**Data for this exercise**:
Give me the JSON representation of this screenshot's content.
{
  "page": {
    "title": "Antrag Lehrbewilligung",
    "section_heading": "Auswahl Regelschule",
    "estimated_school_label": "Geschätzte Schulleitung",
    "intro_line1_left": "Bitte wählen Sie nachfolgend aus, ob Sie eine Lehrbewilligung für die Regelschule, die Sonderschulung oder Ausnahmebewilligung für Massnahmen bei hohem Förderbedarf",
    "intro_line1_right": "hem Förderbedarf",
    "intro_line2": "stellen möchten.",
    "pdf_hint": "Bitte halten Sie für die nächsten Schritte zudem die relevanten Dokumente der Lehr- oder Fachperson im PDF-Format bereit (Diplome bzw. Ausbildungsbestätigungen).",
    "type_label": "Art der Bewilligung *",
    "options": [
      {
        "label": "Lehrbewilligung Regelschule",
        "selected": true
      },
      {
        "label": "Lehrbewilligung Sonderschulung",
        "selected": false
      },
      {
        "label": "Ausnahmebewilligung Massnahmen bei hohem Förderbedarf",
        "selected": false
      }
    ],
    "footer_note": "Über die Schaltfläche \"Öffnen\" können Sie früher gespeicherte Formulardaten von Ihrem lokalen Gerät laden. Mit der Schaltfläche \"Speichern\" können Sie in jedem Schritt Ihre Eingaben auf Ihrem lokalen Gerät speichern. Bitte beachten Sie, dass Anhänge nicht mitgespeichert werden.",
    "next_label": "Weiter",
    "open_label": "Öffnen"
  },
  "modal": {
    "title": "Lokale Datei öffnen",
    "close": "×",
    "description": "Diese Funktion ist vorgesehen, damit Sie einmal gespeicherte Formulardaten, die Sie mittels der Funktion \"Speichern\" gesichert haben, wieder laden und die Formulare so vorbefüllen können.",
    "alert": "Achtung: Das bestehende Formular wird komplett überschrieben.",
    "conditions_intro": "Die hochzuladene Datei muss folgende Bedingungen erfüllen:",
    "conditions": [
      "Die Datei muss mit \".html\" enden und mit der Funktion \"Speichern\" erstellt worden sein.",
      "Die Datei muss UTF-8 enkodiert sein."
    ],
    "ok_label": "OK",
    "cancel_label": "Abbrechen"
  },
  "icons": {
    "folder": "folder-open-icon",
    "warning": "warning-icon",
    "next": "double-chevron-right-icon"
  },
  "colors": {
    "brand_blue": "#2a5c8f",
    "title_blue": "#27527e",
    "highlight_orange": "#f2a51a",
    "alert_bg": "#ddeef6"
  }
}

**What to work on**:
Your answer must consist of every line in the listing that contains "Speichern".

**Response for this exercise**:
    "footer_note": "Über die Schaltfläche \"Öffnen\" können Sie früher gespeicherte Formulardaten von Ihrem lokalen Gerät laden. Mit der Schaltfläche \"Speichern\" können Sie in jedem Schritt Ihre Eingaben auf Ihrem lokalen Gerät speichern. Bitte beachten Sie, dass Anhänge nicht mitgespeichert werden.",
    "description": "Diese Funktion ist vorgesehen, damit Sie einmal gespeicherte Formulardaten, die Sie mittels der Funktion \"Speichern\" gesichert haben, wieder laden und die Formulare so vorbefüllen können.",
      "Die Datei muss mit \".html\" enden und mit der Funktion \"Speichern\" erstellt worden sein.",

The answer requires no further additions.